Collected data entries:
■ ■ ■

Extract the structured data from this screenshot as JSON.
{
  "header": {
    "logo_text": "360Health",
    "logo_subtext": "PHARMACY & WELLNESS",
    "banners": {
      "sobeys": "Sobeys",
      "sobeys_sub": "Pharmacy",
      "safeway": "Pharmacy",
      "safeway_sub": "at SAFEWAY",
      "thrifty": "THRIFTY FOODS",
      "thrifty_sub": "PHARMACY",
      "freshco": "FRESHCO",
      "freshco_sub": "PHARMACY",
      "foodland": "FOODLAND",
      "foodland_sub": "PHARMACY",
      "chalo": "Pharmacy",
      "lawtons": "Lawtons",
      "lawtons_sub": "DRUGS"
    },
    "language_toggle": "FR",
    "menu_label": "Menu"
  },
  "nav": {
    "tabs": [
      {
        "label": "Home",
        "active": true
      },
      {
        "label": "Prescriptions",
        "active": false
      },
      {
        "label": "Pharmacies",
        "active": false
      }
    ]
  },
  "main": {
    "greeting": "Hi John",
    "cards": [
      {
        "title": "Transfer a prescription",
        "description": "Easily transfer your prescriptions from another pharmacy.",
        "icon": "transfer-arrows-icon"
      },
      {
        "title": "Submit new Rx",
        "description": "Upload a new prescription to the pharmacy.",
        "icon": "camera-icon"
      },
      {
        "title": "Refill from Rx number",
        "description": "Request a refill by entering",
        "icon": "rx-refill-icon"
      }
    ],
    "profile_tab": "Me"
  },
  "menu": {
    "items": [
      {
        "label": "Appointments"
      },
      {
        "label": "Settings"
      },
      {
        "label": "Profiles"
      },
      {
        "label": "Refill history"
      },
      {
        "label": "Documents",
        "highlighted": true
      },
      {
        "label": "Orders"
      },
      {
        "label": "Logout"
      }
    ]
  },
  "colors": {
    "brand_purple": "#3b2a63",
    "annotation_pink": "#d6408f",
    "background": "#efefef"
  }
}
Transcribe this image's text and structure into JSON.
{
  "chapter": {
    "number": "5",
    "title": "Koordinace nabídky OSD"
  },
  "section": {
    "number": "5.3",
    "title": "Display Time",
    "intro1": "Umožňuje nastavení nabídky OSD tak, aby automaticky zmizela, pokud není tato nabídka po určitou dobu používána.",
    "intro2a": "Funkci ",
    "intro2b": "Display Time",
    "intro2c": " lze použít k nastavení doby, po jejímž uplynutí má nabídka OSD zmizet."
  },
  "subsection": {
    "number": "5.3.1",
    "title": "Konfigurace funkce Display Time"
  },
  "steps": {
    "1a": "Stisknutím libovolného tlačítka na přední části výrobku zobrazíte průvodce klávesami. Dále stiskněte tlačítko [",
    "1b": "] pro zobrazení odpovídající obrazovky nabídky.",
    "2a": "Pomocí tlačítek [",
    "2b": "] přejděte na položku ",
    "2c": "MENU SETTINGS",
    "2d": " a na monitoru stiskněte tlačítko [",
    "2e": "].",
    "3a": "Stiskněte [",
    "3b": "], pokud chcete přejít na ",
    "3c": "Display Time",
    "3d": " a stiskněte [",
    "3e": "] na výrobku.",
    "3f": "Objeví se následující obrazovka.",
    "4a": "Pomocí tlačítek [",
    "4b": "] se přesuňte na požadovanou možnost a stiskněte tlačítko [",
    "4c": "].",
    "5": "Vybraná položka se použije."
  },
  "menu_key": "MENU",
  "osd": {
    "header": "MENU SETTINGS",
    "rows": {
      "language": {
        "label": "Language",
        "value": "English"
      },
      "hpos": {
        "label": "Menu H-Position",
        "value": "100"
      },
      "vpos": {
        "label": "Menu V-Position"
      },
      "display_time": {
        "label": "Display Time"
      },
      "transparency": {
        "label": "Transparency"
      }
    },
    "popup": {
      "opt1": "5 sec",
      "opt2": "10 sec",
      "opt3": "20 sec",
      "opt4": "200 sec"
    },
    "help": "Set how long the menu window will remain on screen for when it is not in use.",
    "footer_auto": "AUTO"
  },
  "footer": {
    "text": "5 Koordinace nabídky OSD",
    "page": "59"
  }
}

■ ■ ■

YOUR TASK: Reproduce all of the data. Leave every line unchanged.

EXERCISE ANSWER:
Extract the structured data from this screenshot as JSON.
{
  "header": {
    "logo_text": "360Health",
    "logo_subtext": "PHARMACY & WELLNESS",
    "banners": {
      "sobeys": "Sobeys",
      "sobeys_sub": "Pharmacy",
      "safeway": "Pharmacy",
      "safeway_sub": "at SAFEWAY",
      "thrifty": "THRIFTY FOODS",
      "thrifty_sub": "PHARMACY",
      "freshco": "FRESHCO",
      "freshco_sub": "PHARMACY",
      "foodland": "FOODLAND",
      "foodland_sub": "PHARMACY",
      "chalo": "Pharmacy",
      "lawtons": "Lawtons",
      "lawtons_sub": "DRUGS"
    },
    "language_toggle": "FR",
    "menu_label": "Menu"
  },
  "nav": {
    "tabs": [
      {
        "label": "Home",
        "active": true
      },
      {
        "label": "Prescriptions",
        "active": false
      },
      {
        "label": "Pharmacies",
        "active": false
      }
    ]
  },
  "main": {
    "greeting": "Hi John",
    "cards": [
      {
        "title": "Transfer a prescription",
        "description": "Easily transfer your prescriptions from another pharmacy.",
        "icon": "transfer-arrows-icon"
      },
      {
        "title": "Submit new Rx",
        "description": "Upload a new prescription to the pharmacy.",
        "icon": "camera-icon"
      },
      {
        "title": "Refill from Rx number",
        "description": "Request a refill by entering",
        "icon": "rx-refill-icon"
      }
    ],
    "profile_tab": "Me"
  },
  "menu": {
    "items": [
      {
        "label": "Appointments"
      },
      {
        "label": "Settings"
      },
      {
        "label": "Profiles"
      },
      {
        "label": "Refill history"
      },
      {
        "label": "Documents",
        "highlighted": true
      },
      {
        "label": "Orders"
      },
      {
        "label": "Logout"
      }
    ]
  },
  "colors": {
    "brand_purple": "#3b2a63",
    "annotation_pink": "#d6408f",
    "background": "#efefef"
  }
}
Transcribe this image's text and structure into JSON.
{
  "chapter": {
    "number": "5",
    "title": "Koordinace nabídky OSD"
  },
  "section": {
    "number": "5.3",
    "title": "Display Time",
    "intro1": "Umožňuje nastavení nabídky OSD tak, aby automaticky zmizela, pokud není tato nabídka po určitou dobu používána.",
    "intro2a": "Funkci ",
    "intro2b": "Display Time",
    "intro2c": " lze použít k nastavení doby, po jejímž uplynutí má nabídka OSD zmizet."
  },
  "subsection": {
    "number": "5.3.1",
    "title": "Konfigurace funkce Display Time"
  },
  "steps": {
    "1a": "Stisknutím libovolného tlačítka na přední části výrobku zobrazíte průvodce klávesami. Dále stiskněte tlačítko [",
    "1b": "] pro zobrazení odpovídající obrazovky nabídky.",
    "2a": "Pomocí tlačítek [",
    "2b": "] přejděte na položku ",
    "2c": "MENU SETTINGS",
    "2d": " a na monitoru stiskněte tlačítko [",
    "2e": "].",
    "3a": "Stiskněte [",
    "3b": "], pokud chcete přejít na ",
    "3c": "Display Time",
    "3d": " a stiskněte [",
    "3e": "] na výrobku.",
    "3f": "Objeví se následující obrazovka.",
    "4a": "Pomocí tlačítek [",
    "4b": "] se přesuňte na požadovanou možnost a stiskněte tlačítko [",
    "4c": "].",
    "5": "Vybraná položka se použije."
  },
  "menu_key": "MENU",
  "osd": {
    "header": "MENU SETTINGS",
    "rows": {
      "language": {
        "label": "Language",
        "value": "English"
      },
      "hpos": {
        "label": "Menu H-Position",
        "value": "100"
      },
      "vpos": {
        "label": "Menu V-Position"
      },
      "display_time": {
        "label": "Display Time"
      },
      "transparency": {
        "label": "Transparency"
      }
    },
    "popup": {
      "opt1": "5 sec",
      "opt2": "10 sec",
      "opt3": "20 sec",
      "opt4": "200 sec"
    },
    "help": "Set how long the menu window will remain on screen for when it is not in use.",
    "footer_auto": "AUTO"
  },
  "footer": {
    "text": "5 Koordinace nabídky OSD",
    "page": "59"
  }
}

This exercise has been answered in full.